--- Records for this task Enclosed Below ---

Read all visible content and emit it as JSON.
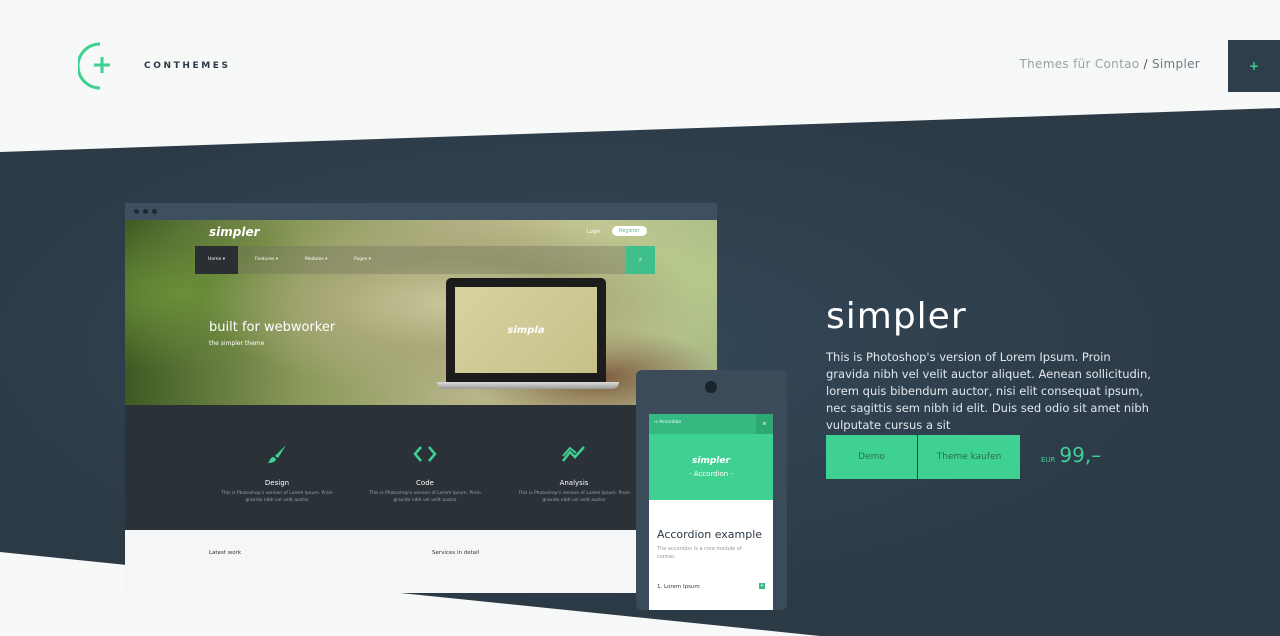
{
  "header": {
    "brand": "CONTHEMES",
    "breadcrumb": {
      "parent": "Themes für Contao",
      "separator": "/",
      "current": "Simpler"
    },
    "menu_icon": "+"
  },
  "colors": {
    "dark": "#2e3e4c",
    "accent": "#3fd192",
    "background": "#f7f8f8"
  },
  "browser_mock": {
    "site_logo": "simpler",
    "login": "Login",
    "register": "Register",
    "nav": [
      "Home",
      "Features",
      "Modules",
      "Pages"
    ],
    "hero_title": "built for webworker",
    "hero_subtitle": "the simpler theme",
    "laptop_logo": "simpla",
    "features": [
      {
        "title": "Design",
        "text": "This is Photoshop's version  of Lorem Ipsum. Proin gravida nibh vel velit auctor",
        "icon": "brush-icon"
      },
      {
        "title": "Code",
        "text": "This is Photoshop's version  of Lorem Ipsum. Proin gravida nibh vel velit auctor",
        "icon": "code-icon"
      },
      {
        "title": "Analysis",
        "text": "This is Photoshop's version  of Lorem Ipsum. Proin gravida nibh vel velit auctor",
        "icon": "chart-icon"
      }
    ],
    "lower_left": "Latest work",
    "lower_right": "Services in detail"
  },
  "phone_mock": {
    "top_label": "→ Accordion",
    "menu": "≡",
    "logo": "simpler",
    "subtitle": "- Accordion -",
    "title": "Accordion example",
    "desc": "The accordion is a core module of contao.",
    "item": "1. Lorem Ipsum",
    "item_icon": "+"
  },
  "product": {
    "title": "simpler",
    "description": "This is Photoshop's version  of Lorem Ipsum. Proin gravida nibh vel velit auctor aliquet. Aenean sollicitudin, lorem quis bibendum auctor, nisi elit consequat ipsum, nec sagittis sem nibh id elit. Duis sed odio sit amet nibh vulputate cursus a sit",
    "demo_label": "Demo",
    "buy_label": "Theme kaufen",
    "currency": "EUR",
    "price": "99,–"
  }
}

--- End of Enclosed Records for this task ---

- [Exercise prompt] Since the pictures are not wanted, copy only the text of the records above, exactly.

- [Task result]
Read all visible content and emit it as JSON.
{
  "header": {
    "brand": "CONTHEMES",
    "breadcrumb": {
      "parent": "Themes für Contao",
      "separator": "/",
      "current": "Simpler"
    },
    "menu_icon": "+"
  },
  "colors": {
    "dark": "#2e3e4c",
    "accent": "#3fd192",
    "background": "#f7f8f8"
  },
  "browser_mock": {
    "site_logo": "simpler",
    "login": "Login",
    "register": "Register",
    "nav": [
      "Home",
      "Features",
      "Modules",
      "Pages"
    ],
    "hero_title": "built for webworker",
    "hero_subtitle": "the simpler theme",
    "laptop_logo": "simpla",
    "features": [
      {
        "title": "Design",
        "text": "This is Photoshop's version  of Lorem Ipsum. Proin gravida nibh vel velit auctor",
        "icon": "brush-icon"
      },
      {
        "title": "Code",
        "text": "This is Photoshop's version  of Lorem Ipsum. Proin gravida nibh vel velit auctor",
        "icon": "code-icon"
      },
      {
        "title": "Analysis",
        "text": "This is Photoshop's version  of Lorem Ipsum. Proin gravida nibh vel velit auctor",
        "icon": "chart-icon"
      }
    ],
    "lower_left": "Latest work",
    "lower_right": "Services in detail"
  },
  "phone_mock": {
    "top_label": "→ Accordion",
    "menu": "≡",
    "logo": "simpler",
    "subtitle": "- Accordion -",
    "title": "Accordion example",
    "desc": "The accordion is a core module of contao.",
    "item": "1. Lorem Ipsum",
    "item_icon": "+"
  },
  "product": {
    "title": "simpler",
    "description": "This is Photoshop's version  of Lorem Ipsum. Proin gravida nibh vel velit auctor aliquet. Aenean sollicitudin, lorem quis bibendum auctor, nisi elit consequat ipsum, nec sagittis sem nibh id elit. Duis sed odio sit amet nibh vulputate cursus a sit",
    "demo_label": "Demo",
    "buy_label": "Theme kaufen",
    "currency": "EUR",
    "price": "99,–"
  }
}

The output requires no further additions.